“Toffler predicted the problems that we face today, including transition from one formation to another, the transition to an information society in the 1980s. The traditional model of the state is under pressure, both internal and external. The external pressure caused by large global trends is strengthening the role of technology and information. The internal pressure is caused by a change in values. Society starts to shift to the post-modern and individual values. As a result, a request for an inclusive society and the inclusion of large social groups in the political decision-making process and others appear,” he said.

The return of populism is also inevitable, said Nurbek. An information society begins to put pressure on the political systems as a whole. This causes insecurity in a great number of people. Then comes the request for simple and clear truth and some political forces and individuals start to use it.

The expert highlighted the negative impact caused by the introduction of different kind of technological know-how on the market.

“New technologies go forward and most of the world’s population simply stops to absorb them because they do not have time for. New terms, such as ‘Digital Aborigines’ and ‘Destructive Technologies’ have appeared. Jack Ma precisely differentiated the technological revolution with a cycle of about 50 years. The technologies are established in the first 20 years and the next 30 years these technologies are applied throughout the society,” he said.

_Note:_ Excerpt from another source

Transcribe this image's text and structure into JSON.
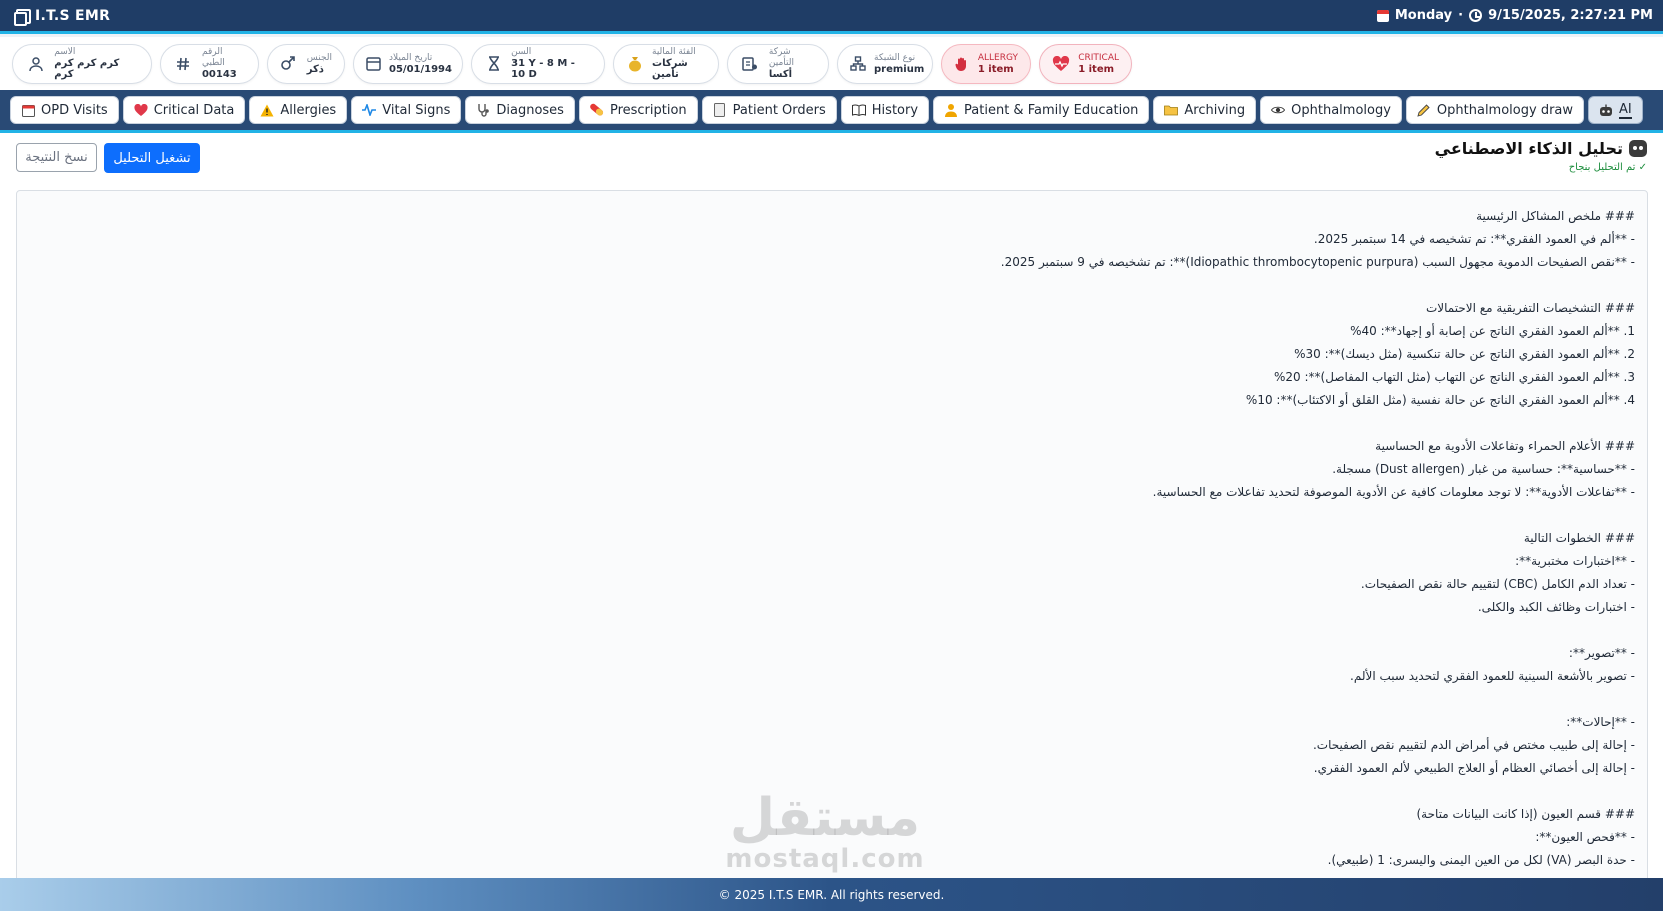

“Automated processes gradually lead that person to becoming unnecessary in market. For example, German brand Adidas brought shoemaking production back to Germany. The reason for the relocation of the company was the introduction of complete robotics and automated processes. They will not create a single new job in the country,” he said.